Global Climate Change Impacts in the United States - Report of the U.S. Global Change Research Program

This report is

…by far the most up to date, comprehensive, and authoritative assessment of climate change impacts on the United States. It is focused number one on what is already happening, and number two what is expected to happen going forward under both low-emission scenarios where this country and the world elect to take serious measures to reduce the pace and magnitude of climate change, and under higher-emission scenarios in which we don’t.

- Dr. John Holdren, Science Advisor to the President

I really believe this report is a game changer. I think that much of the foot dragging in addressing climate change is a reflection of the perception that climate change is way down the road--it's in the future--and that it only affects remote parts of the planet. And this report demonstrates--provides the concrete scientific information that says unequivocally that climate change is happening now and it's happening in our own backyards and it affects the kinds of things people care about. So I think the dialog is changing. This is science that will inform policymaking. It doesn't dictate any particular solution, but it says this is important, we need to act sooner rather than later, it affects you and the things you care about.

- Dr. Jane Lubchenco, NOAA Administrator

Links to the Report:  

Some key findings

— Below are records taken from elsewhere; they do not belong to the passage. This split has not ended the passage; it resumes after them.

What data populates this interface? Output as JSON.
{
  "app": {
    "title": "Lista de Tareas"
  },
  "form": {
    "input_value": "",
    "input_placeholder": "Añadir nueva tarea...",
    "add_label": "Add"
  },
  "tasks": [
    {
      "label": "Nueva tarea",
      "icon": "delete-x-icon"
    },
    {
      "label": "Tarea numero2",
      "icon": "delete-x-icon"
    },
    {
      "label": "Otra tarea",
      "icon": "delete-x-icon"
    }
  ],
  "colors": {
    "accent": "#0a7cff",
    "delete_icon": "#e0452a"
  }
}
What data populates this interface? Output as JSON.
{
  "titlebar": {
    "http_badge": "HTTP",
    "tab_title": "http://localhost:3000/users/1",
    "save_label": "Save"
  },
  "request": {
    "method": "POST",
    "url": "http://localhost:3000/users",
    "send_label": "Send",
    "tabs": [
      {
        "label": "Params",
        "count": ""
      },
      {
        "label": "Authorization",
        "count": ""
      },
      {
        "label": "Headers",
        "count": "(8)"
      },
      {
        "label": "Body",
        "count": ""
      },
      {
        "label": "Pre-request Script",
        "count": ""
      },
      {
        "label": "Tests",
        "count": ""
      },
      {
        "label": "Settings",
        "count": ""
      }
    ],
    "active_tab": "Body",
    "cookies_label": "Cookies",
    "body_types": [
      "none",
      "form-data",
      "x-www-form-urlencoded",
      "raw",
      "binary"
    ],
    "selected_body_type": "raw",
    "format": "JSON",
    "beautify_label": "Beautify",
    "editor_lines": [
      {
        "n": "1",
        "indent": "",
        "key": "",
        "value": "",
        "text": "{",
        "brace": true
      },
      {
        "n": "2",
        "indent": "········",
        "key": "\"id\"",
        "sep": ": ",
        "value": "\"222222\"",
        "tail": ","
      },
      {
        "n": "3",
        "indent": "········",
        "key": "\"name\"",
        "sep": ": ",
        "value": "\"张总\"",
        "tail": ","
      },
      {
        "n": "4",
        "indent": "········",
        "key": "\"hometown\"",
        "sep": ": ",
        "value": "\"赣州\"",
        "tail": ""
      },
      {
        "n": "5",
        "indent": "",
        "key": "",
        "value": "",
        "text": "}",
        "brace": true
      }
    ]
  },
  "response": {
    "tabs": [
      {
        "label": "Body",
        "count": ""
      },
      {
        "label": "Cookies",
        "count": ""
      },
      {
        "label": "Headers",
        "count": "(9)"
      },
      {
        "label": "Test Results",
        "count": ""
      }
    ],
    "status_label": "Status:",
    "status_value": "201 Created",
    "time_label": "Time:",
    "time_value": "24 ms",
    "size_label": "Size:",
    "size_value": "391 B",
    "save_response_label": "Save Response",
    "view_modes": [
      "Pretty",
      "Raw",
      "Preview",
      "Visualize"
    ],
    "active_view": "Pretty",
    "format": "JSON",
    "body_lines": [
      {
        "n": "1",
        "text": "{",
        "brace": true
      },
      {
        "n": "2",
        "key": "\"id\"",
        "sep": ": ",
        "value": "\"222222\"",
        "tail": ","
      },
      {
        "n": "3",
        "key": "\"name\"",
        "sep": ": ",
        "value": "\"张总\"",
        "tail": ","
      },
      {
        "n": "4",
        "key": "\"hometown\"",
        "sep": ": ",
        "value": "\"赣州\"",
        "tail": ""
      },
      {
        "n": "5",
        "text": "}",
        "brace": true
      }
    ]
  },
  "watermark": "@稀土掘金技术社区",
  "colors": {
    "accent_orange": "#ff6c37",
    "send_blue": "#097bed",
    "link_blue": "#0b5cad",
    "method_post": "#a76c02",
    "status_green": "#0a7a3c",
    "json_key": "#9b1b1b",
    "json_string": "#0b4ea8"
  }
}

  • Climate changes are underway in the United States and are projected to grow. Climate-related changes are already observed in the United States and its coastal waters. These include increases in heavy downpours, rising temperature and sea level, rapidly retreating glaciers, thawing permafrost, lengthening growing seasons, lengthening ice-free seasons in the ocean and on lakes and rivers, earlier snowmelt, and alterations in river flows. These changes are projected to grow.
  • Crop and livestock production will be increasingly challenged. Agriculture is considered one of the sectors most adaptable to changes in climate. However, increased heat, pests, water stress, diseases, and weather extremes will pose adaptation challenges for crop and livestock production.
  • Threats to human health will increase. Health impacts of climate change are related to heat stress, waterborne diseases, poor air quality, extreme weather events, and diseases transmitted by insects and rodents. Robust public health infrastructure can reduce the potential for negative impacts.

About the report
On June 16, 2009, the U.S. Global Change Research Program and the National Oceanic and Atmospheric Administration released a major report titled, Global Climate Change Impacts in the United States. This “unified synthesis product” is the culmination of six years of research and planning and draws on 21 previous reports on different aspects of climate science and impacts produced by the U.S. Global Change Research Program. It also draws on the Fourth Assessment Report of the Intergovernmental Panel on Climate Change and more recent peer-reviewed literature. The report was produced by a large committee of well-regarded U.S. scientists and has undergone multiple rounds of expert and public review. It is the most comprehensive report on the impacts of climate change in the United States since the first National Assessment published by the Clinton administration in 2000. Since then, scientific evidence has shown clearly that climate change is already occurring and is already affecting the United States. As the new report demonstrates, Americans are vulnerable to the effects of climate change.